Your assignment
Count lines, not occurrences: report how many lines in the records hold the string "badge", and nothing else.

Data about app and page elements

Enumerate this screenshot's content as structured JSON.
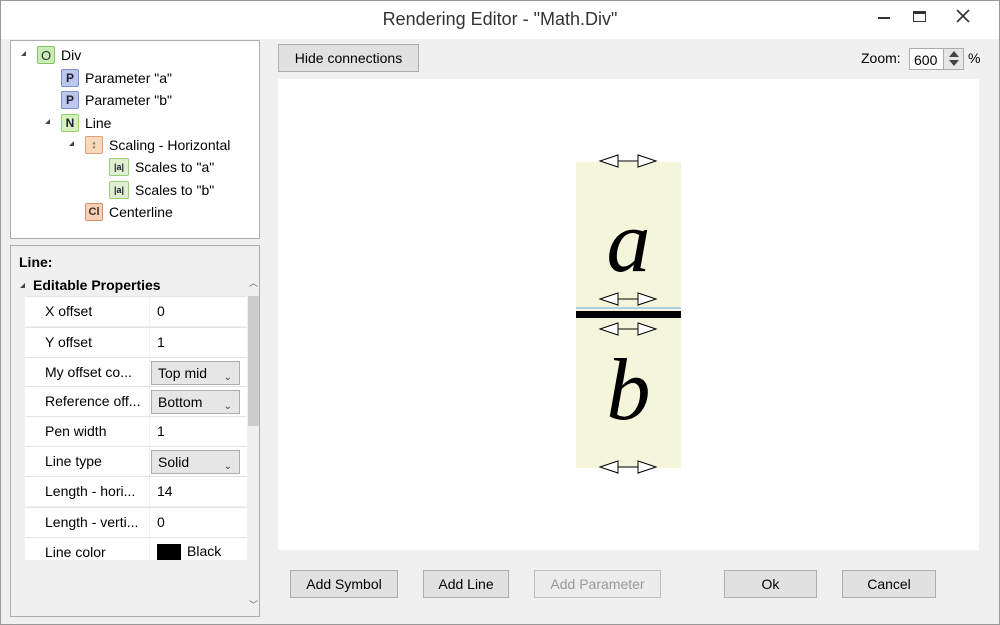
{
  "window": {
    "title": "Rendering Editor - \"Math.Div\""
  },
  "tree": {
    "items": [
      {
        "badge": "O",
        "label": "Div"
      },
      {
        "badge": "P",
        "label": "Parameter \"a\""
      },
      {
        "badge": "P",
        "label": "Parameter \"b\""
      },
      {
        "badge": "N",
        "label": "Line"
      },
      {
        "badge": "↕",
        "label": "Scaling - Horizontal"
      },
      {
        "badge": "|a|",
        "label": "Scales to \"a\""
      },
      {
        "badge": "|a|",
        "label": "Scales to \"b\""
      },
      {
        "badge": "Cl",
        "label": "Centerline"
      }
    ]
  },
  "properties": {
    "title": "Line:",
    "group": "Editable Properties",
    "rows": [
      {
        "name": "X offset",
        "value": "0"
      },
      {
        "name": "Y offset",
        "value": "1"
      },
      {
        "name": "My offset co...",
        "value": "Top mid"
      },
      {
        "name": "Reference off...",
        "value": "Bottom"
      },
      {
        "name": "Pen width",
        "value": "1"
      },
      {
        "name": "Line type",
        "value": "Solid"
      },
      {
        "name": "Length - hori...",
        "value": "14"
      },
      {
        "name": "Length - verti...",
        "value": "0"
      },
      {
        "name": "Line color",
        "value": "Black"
      }
    ]
  },
  "toolbar": {
    "hide_connections": "Hide connections",
    "zoom_label": "Zoom:",
    "zoom_value": "600",
    "zoom_unit": "%"
  },
  "canvas": {
    "numerator": "a",
    "denominator": "b",
    "symbol_bg": "#f5f5dc",
    "line_color": "#000000"
  },
  "buttons": {
    "add_symbol": "Add Symbol",
    "add_line": "Add Line",
    "add_parameter": "Add Parameter",
    "ok": "Ok",
    "cancel": "Cancel"
  }
}
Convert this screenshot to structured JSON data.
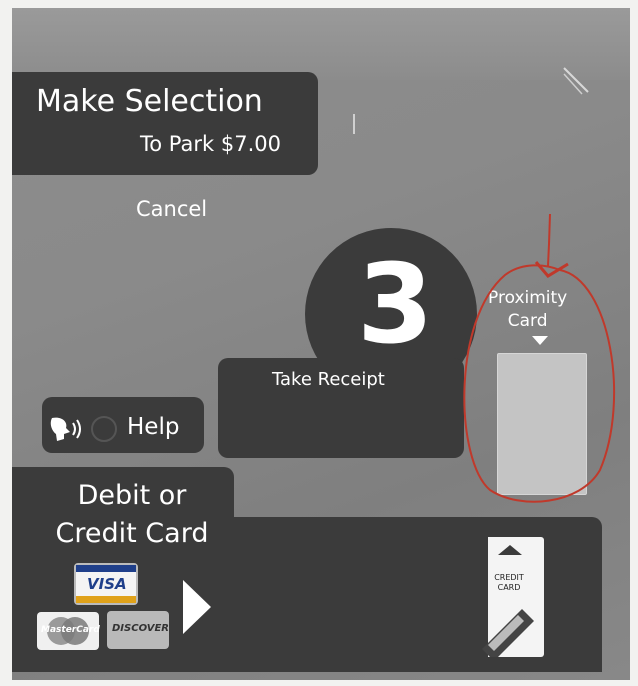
{
  "header": {
    "title": "Make Selection",
    "subtitle": "To Park $7.00"
  },
  "cancel": {
    "label": "Cancel"
  },
  "step": {
    "number": "3",
    "instruction": "Take Receipt"
  },
  "help": {
    "label": "Help",
    "icon": "audio-help-icon"
  },
  "proximity": {
    "label_line1": "Proximity",
    "label_line2": "Card",
    "icon": "down-arrow-icon"
  },
  "payment": {
    "title_line1": "Debit or",
    "title_line2": "Credit Card",
    "logos": {
      "visa": "VISA",
      "mastercard": "MasterCard",
      "discover": "DISCOVER"
    },
    "reader_label_line1": "CREDIT",
    "reader_label_line2": "CARD",
    "arrow_icon": "right-arrow-icon"
  },
  "annotation_color": "#c0392b",
  "panel_color": "#3b3b3b"
}
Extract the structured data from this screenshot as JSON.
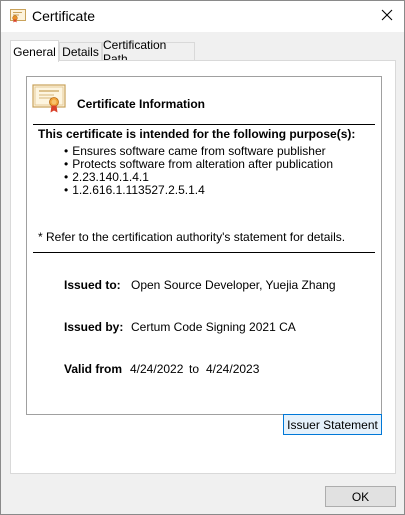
{
  "window": {
    "title": "Certificate"
  },
  "tabs": [
    {
      "label": "General",
      "active": true
    },
    {
      "label": "Details",
      "active": false
    },
    {
      "label": "Certification Path",
      "active": false
    }
  ],
  "info": {
    "title": "Certificate Information",
    "purpose_heading": "This certificate is intended for the following purpose(s):",
    "purposes": [
      "Ensures software came from software publisher",
      "Protects software from alteration after publication",
      "2.23.140.1.4.1",
      "1.2.616.1.113527.2.5.1.4"
    ],
    "note": "* Refer to the certification authority's statement for details.",
    "issued_to_label": "Issued to:",
    "issued_to_value": "Open Source Developer, Yuejia Zhang",
    "issued_by_label": "Issued by:",
    "issued_by_value": "Certum Code Signing 2021 CA",
    "valid_from_label": "Valid from",
    "valid_from_value": "4/24/2022",
    "valid_to_word": "to",
    "valid_to_value": "4/24/2023"
  },
  "buttons": {
    "issuer_statement": "Issuer Statement",
    "ok": "OK"
  },
  "icons": {
    "title": "certificate-icon",
    "close": "close-icon",
    "info": "certificate-icon"
  },
  "colors": {
    "accent": "#0078d7",
    "button_hover": "#e5f1fb",
    "window_bg": "#f0f0f0"
  }
}
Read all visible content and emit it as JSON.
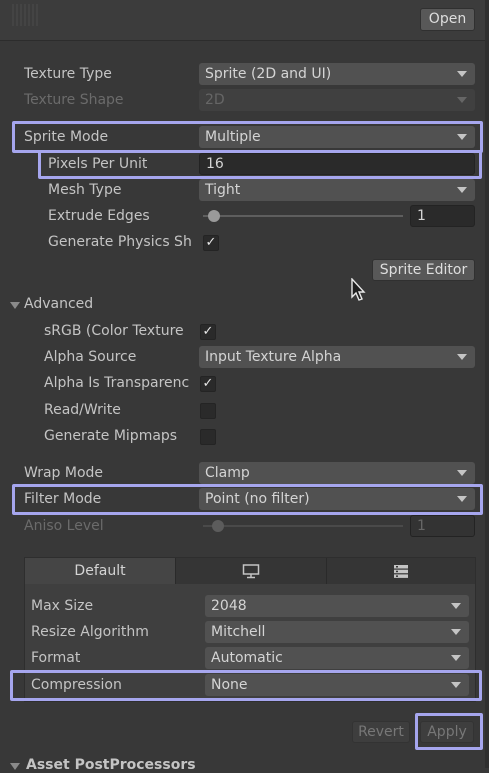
{
  "header": {
    "open_button": "Open"
  },
  "texture_type": {
    "label": "Texture Type",
    "value": "Sprite (2D and UI)"
  },
  "texture_shape": {
    "label": "Texture Shape",
    "value": "2D"
  },
  "sprite_mode": {
    "label": "Sprite Mode",
    "value": "Multiple"
  },
  "pixels_per_unit": {
    "label": "Pixels Per Unit",
    "value": "16"
  },
  "mesh_type": {
    "label": "Mesh Type",
    "value": "Tight"
  },
  "extrude_edges": {
    "label": "Extrude Edges",
    "value": "1"
  },
  "generate_physics_shape": {
    "label": "Generate Physics Sh",
    "checked": true
  },
  "sprite_editor_button": "Sprite Editor",
  "advanced": {
    "label": "Advanced",
    "srgb": {
      "label": "sRGB (Color Texture",
      "checked": true
    },
    "alpha_source": {
      "label": "Alpha Source",
      "value": "Input Texture Alpha"
    },
    "alpha_is_transparency": {
      "label": "Alpha Is Transparenc",
      "checked": true
    },
    "read_write": {
      "label": "Read/Write",
      "checked": false
    },
    "generate_mipmaps": {
      "label": "Generate Mipmaps",
      "checked": false
    }
  },
  "wrap_mode": {
    "label": "Wrap Mode",
    "value": "Clamp"
  },
  "filter_mode": {
    "label": "Filter Mode",
    "value": "Point (no filter)"
  },
  "aniso_level": {
    "label": "Aniso Level",
    "value": "1"
  },
  "platform": {
    "tabs": [
      "Default",
      "monitor-icon",
      "server-icon"
    ],
    "default_label": "Default",
    "max_size": {
      "label": "Max Size",
      "value": "2048"
    },
    "resize_algorithm": {
      "label": "Resize Algorithm",
      "value": "Mitchell"
    },
    "format": {
      "label": "Format",
      "value": "Automatic"
    },
    "compression": {
      "label": "Compression",
      "value": "None"
    }
  },
  "footer": {
    "revert": "Revert",
    "apply": "Apply",
    "asset_postprocessors": "Asset PostProcessors"
  },
  "colors": {
    "highlight": "#a6a6ee",
    "background": "#383838"
  }
}
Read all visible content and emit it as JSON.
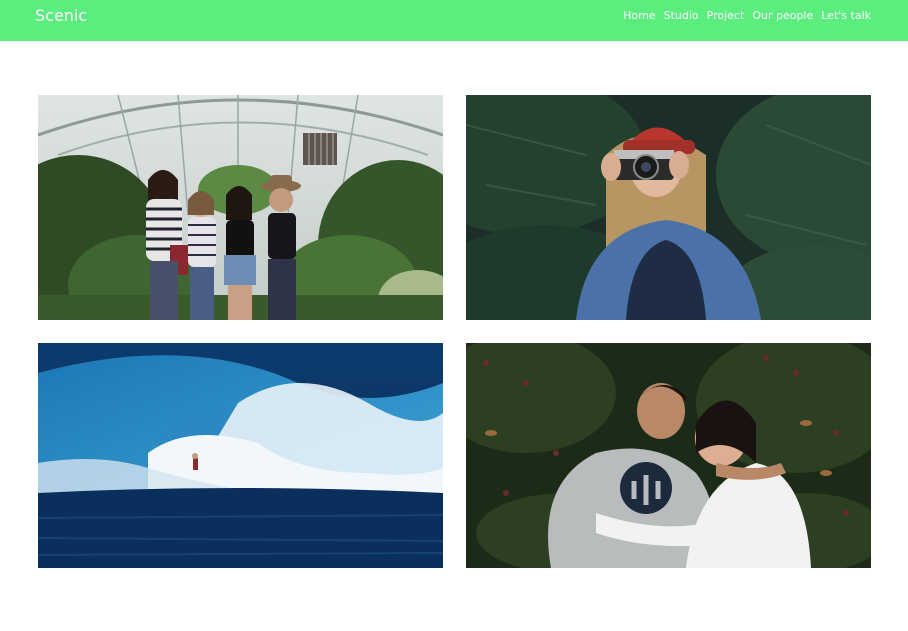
{
  "header": {
    "brand": "Scenic",
    "accent_color": "#5ced7f",
    "nav": [
      {
        "label": "Home"
      },
      {
        "label": "Studio"
      },
      {
        "label": "Project"
      },
      {
        "label": "Our people"
      },
      {
        "label": "Let's talk"
      }
    ]
  },
  "gallery": {
    "photos": [
      {
        "subject": "four-friends-in-greenhouse"
      },
      {
        "subject": "woman-with-camera-red-beanie"
      },
      {
        "subject": "surfer-on-large-wave"
      },
      {
        "subject": "couple-lying-on-grass"
      }
    ]
  }
}
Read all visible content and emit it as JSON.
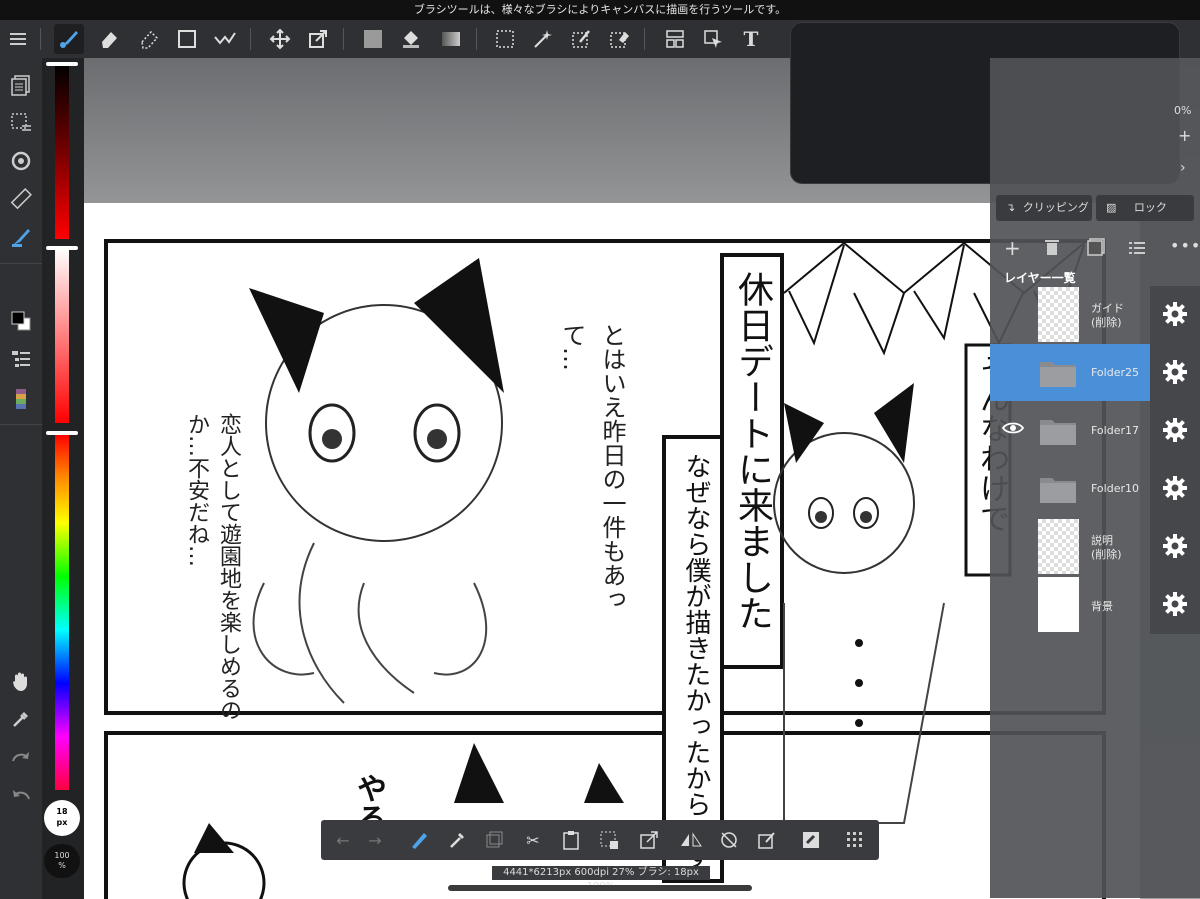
{
  "status": {
    "tooltip": "ブラシツールは、様々なブラシによりキャンバスに描画を行うツールです。"
  },
  "toolbar": {
    "menu_icon": "menu-icon",
    "tools": [
      "brush-icon",
      "eraser-icon",
      "blur-icon",
      "rect-icon",
      "pen-check-icon",
      "move-icon",
      "transform-icon",
      "fill-color-icon",
      "bucket-icon",
      "gradient-icon",
      "select-rect-icon",
      "magic-wand-icon",
      "select-pen-icon",
      "select-eraser-icon",
      "frame-icon",
      "cursor-icon",
      "text-icon"
    ],
    "text_tool_label": "T"
  },
  "left_tools": {
    "items": [
      "layers-icon",
      "selection-icon",
      "rotate-icon",
      "ruler-icon",
      "brush-color-icon",
      "color-swatch-icon",
      "layer-list-icon",
      "palette-icon",
      "hand-icon",
      "eyedropper-icon",
      "redo-icon",
      "undo-icon"
    ]
  },
  "brush": {
    "size": "18",
    "size_unit": "px",
    "opacity": "100",
    "opacity_unit": "%"
  },
  "layer_panel": {
    "zoom_hint": "0%",
    "clipping_label": "クリッピング",
    "lock_label": "ロック",
    "list_title": "レイヤー一覧",
    "layers": [
      {
        "name": "ガイド",
        "sub": "(削除)",
        "selected": false,
        "visible_icon": false,
        "folder": false
      },
      {
        "name": "Folder25",
        "sub": "",
        "selected": true,
        "visible_icon": false,
        "folder": true
      },
      {
        "name": "Folder17",
        "sub": "",
        "selected": false,
        "visible_icon": true,
        "folder": true
      },
      {
        "name": "Folder10",
        "sub": "",
        "selected": false,
        "visible_icon": false,
        "folder": true
      },
      {
        "name": "説明",
        "sub": "(削除)",
        "selected": false,
        "visible_icon": false,
        "folder": false
      },
      {
        "name": "背景",
        "sub": "",
        "selected": false,
        "visible_icon": false,
        "folder": false
      }
    ]
  },
  "canvas": {
    "title_text": "休日デートに来ました",
    "sub_text": "なぜなら僕が描きたかったからです",
    "text_left1": "とはいえ昨日の一件もあって…",
    "text_left2": "恋人として遊園地を楽しめるのか…不安だね…",
    "text_right": "そんなわけで",
    "text_bottom": "やるっ"
  },
  "bottom": {
    "info": "4441*6213px 600dpi 27% ブラシ: 18px 100%"
  }
}
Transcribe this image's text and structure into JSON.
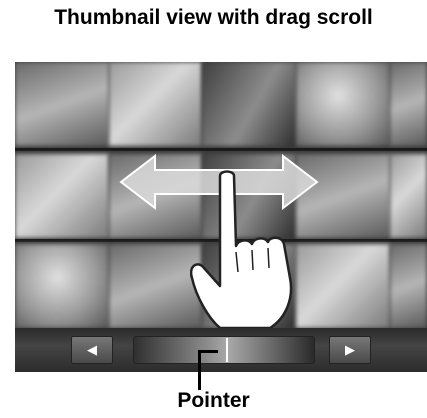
{
  "title": "Thumbnail view with drag scroll",
  "callout": {
    "label": "Pointer"
  },
  "scrollbar": {
    "left_icon": "◀",
    "right_icon": "▶"
  }
}
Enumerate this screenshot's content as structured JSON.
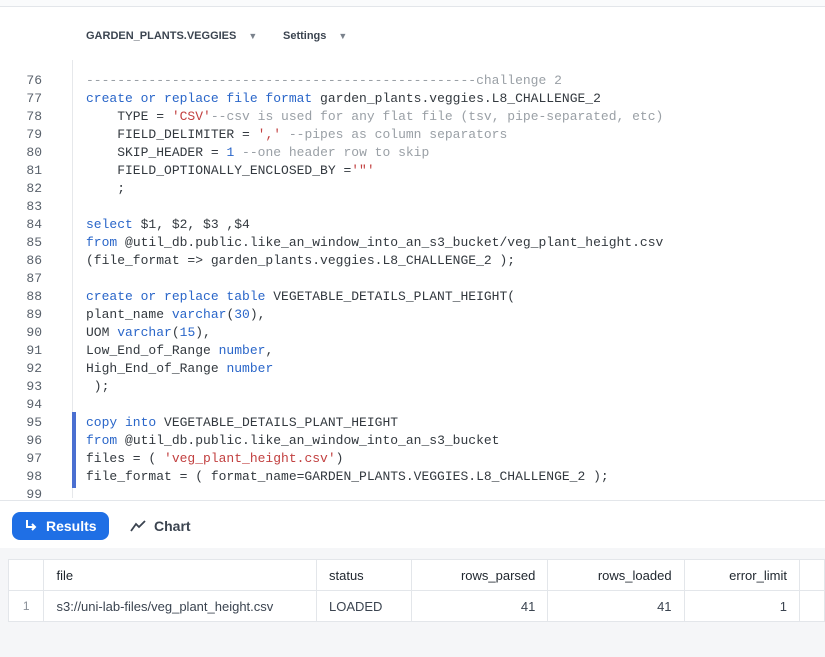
{
  "header": {
    "database_crumb": "GARDEN_PLANTS.VEGGIES",
    "settings_label": "Settings"
  },
  "editor": {
    "lines": [
      {
        "n": "76",
        "tokens": [
          {
            "t": "cm",
            "v": "--------------------------------------------------challenge 2"
          }
        ]
      },
      {
        "n": "77",
        "tokens": [
          {
            "t": "kw",
            "v": "create or replace file format "
          },
          {
            "t": "",
            "v": "garden_plants.veggies.L8_CHALLENGE_2"
          }
        ]
      },
      {
        "n": "78",
        "tokens": [
          {
            "t": "",
            "v": "    TYPE = "
          },
          {
            "t": "str",
            "v": "'CSV'"
          },
          {
            "t": "cm",
            "v": "--csv is used for any flat file (tsv, pipe-separated, etc)"
          }
        ]
      },
      {
        "n": "79",
        "tokens": [
          {
            "t": "",
            "v": "    FIELD_DELIMITER = "
          },
          {
            "t": "str",
            "v": "','"
          },
          {
            "t": "cm",
            "v": " --pipes as column separators"
          }
        ]
      },
      {
        "n": "80",
        "tokens": [
          {
            "t": "",
            "v": "    SKIP_HEADER = "
          },
          {
            "t": "num",
            "v": "1"
          },
          {
            "t": "cm",
            "v": " --one header row to skip"
          }
        ]
      },
      {
        "n": "81",
        "tokens": [
          {
            "t": "",
            "v": "    FIELD_OPTIONALLY_ENCLOSED_BY ="
          },
          {
            "t": "str",
            "v": "'\"'"
          }
        ]
      },
      {
        "n": "82",
        "tokens": [
          {
            "t": "",
            "v": "    ;"
          }
        ]
      },
      {
        "n": "83",
        "tokens": []
      },
      {
        "n": "84",
        "tokens": [
          {
            "t": "kw",
            "v": "select "
          },
          {
            "t": "",
            "v": "$1, $2, $3 ,$4"
          }
        ]
      },
      {
        "n": "85",
        "tokens": [
          {
            "t": "kw",
            "v": "from "
          },
          {
            "t": "",
            "v": "@util_db.public.like_an_window_into_an_s3_bucket/veg_plant_height.csv"
          }
        ]
      },
      {
        "n": "86",
        "tokens": [
          {
            "t": "",
            "v": "(file_format => garden_plants.veggies.L8_CHALLENGE_2 );"
          }
        ]
      },
      {
        "n": "87",
        "tokens": []
      },
      {
        "n": "88",
        "tokens": [
          {
            "t": "kw",
            "v": "create or replace table "
          },
          {
            "t": "",
            "v": "VEGETABLE_DETAILS_PLANT_HEIGHT("
          }
        ]
      },
      {
        "n": "89",
        "tokens": [
          {
            "t": "",
            "v": "plant_name "
          },
          {
            "t": "kw",
            "v": "varchar"
          },
          {
            "t": "",
            "v": "("
          },
          {
            "t": "num",
            "v": "30"
          },
          {
            "t": "",
            "v": "),"
          }
        ]
      },
      {
        "n": "90",
        "tokens": [
          {
            "t": "",
            "v": "UOM "
          },
          {
            "t": "kw",
            "v": "varchar"
          },
          {
            "t": "",
            "v": "("
          },
          {
            "t": "num",
            "v": "15"
          },
          {
            "t": "",
            "v": "),"
          }
        ]
      },
      {
        "n": "91",
        "tokens": [
          {
            "t": "",
            "v": "Low_End_of_Range "
          },
          {
            "t": "kw",
            "v": "number"
          },
          {
            "t": "",
            "v": ","
          }
        ]
      },
      {
        "n": "92",
        "tokens": [
          {
            "t": "",
            "v": "High_End_of_Range "
          },
          {
            "t": "kw",
            "v": "number"
          }
        ]
      },
      {
        "n": "93",
        "tokens": [
          {
            "t": "",
            "v": " );"
          }
        ]
      },
      {
        "n": "94",
        "tokens": []
      },
      {
        "n": "95",
        "tokens": [
          {
            "t": "kw",
            "v": "copy into "
          },
          {
            "t": "",
            "v": "VEGETABLE_DETAILS_PLANT_HEIGHT"
          }
        ]
      },
      {
        "n": "96",
        "tokens": [
          {
            "t": "kw",
            "v": "from "
          },
          {
            "t": "",
            "v": "@util_db.public.like_an_window_into_an_s3_bucket"
          }
        ]
      },
      {
        "n": "97",
        "tokens": [
          {
            "t": "",
            "v": "files = ( "
          },
          {
            "t": "str",
            "v": "'veg_plant_height.csv'"
          },
          {
            "t": "",
            "v": ")"
          }
        ]
      },
      {
        "n": "98",
        "tokens": [
          {
            "t": "",
            "v": "file_format = ( format_name=GARDEN_PLANTS.VEGGIES.L8_CHALLENGE_2 );"
          }
        ]
      },
      {
        "n": "99",
        "tokens": []
      }
    ]
  },
  "tabs": {
    "results_label": "Results",
    "chart_label": "Chart"
  },
  "results": {
    "columns": [
      "file",
      "status",
      "rows_parsed",
      "rows_loaded",
      "error_limit"
    ],
    "rows": [
      {
        "index": "1",
        "file": "s3://uni-lab-files/veg_plant_height.csv",
        "status": "LOADED",
        "rows_parsed": "41",
        "rows_loaded": "41",
        "error_limit": "1"
      }
    ]
  },
  "colors": {
    "accent": "#1f6fe5",
    "keyword": "#2a66c9",
    "string": "#c24040",
    "comment": "#9aa0a6",
    "selection_bar": "#4a6fd1"
  }
}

The completed task
8